(b Sibiu, Romania, March 27, 1940). Romanian composer, professor, and musicologist of German ancestry. His works are inspired by the folklore and academic art of the Transylvanian Saxons, while also manifesting a moderate tendency to assimilate modern idioms. Published especially by German and Swiss houses, his compositions gained him international prestige within German-language circles. Additionally, he pursued his vocation as a researcher by analysing the works of J.S. Bach and of Transylvanian musicians, especially Gabriel Reilich and Paul Richter. He studied at the Conservatory of Cluj (1959–65) with Sigismund Toduţă (composition), Cornel Tăranu (harmony), and Vasile Herman (musical forms). He took the Ph.D. in musicology from the Music Academy of Cluj-Napoca (1978) with a thesis called Contradominanta în creaţia lui W.A. Mozart (‘The Counter-Dominant in the Works of W.A. Mozart’). As a professor in the harmony/composition department of the Cluj-Napoca Conservatory, Türk developed significant treatises and courses, including the book ...

Article

Ian Mikyska

(b Brno, 13 March 1966). Czech composer, pedagogue, and writer on music, son of zdeněk zouhar. He studied composition at the Janáček Academy of Music and Performing Arts (JAMU) in Brno (with Miloš Ištván and alois piňos) and musicology at the Masaryk University, followed by post-graduate studies at the Hochschule für Musik und darstellende Kunst Graz (with Herman Markus Preßl and younghi pagh-paan) and JAMU. He remains an external pedagogue at both these institutions, as well as being active as a researcher at the Palacký University Olomouc (vice-dean starting in 2010), Ostrava University, and Masaryk University.

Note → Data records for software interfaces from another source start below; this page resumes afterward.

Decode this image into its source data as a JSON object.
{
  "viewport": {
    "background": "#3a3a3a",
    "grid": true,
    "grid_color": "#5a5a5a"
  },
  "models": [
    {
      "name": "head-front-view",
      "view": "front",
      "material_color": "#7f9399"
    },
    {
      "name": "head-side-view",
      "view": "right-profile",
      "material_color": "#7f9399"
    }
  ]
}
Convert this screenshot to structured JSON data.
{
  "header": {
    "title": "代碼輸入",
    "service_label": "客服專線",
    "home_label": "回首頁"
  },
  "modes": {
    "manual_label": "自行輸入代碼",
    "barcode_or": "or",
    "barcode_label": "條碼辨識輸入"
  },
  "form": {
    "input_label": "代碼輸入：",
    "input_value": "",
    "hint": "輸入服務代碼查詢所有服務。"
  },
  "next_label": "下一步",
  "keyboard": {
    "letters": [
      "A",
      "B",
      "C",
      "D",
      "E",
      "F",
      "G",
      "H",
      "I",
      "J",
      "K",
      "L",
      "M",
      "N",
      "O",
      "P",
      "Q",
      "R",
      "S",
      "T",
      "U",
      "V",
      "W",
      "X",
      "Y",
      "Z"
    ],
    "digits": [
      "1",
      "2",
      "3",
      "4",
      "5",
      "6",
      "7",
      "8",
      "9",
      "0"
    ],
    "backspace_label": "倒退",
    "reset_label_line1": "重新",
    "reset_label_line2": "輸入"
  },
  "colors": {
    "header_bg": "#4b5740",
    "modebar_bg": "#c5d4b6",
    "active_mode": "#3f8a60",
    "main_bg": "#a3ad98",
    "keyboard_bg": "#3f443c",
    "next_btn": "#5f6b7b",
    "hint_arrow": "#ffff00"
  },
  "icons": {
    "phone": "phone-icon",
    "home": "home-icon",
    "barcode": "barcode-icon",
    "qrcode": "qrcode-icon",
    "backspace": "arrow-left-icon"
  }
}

His brand of postmodernism is surprisingly respectful, using disparate materials in a serious manner, and generally staying with a few pieces of material for the duration of a piece or movement. Often composed in an additive, evolutionary structure, his works are sonically reminiscent of New York post-minimalism, but are very European in their approach to expressivity and emotional intensity. This approach includes both the intense rhythms of ...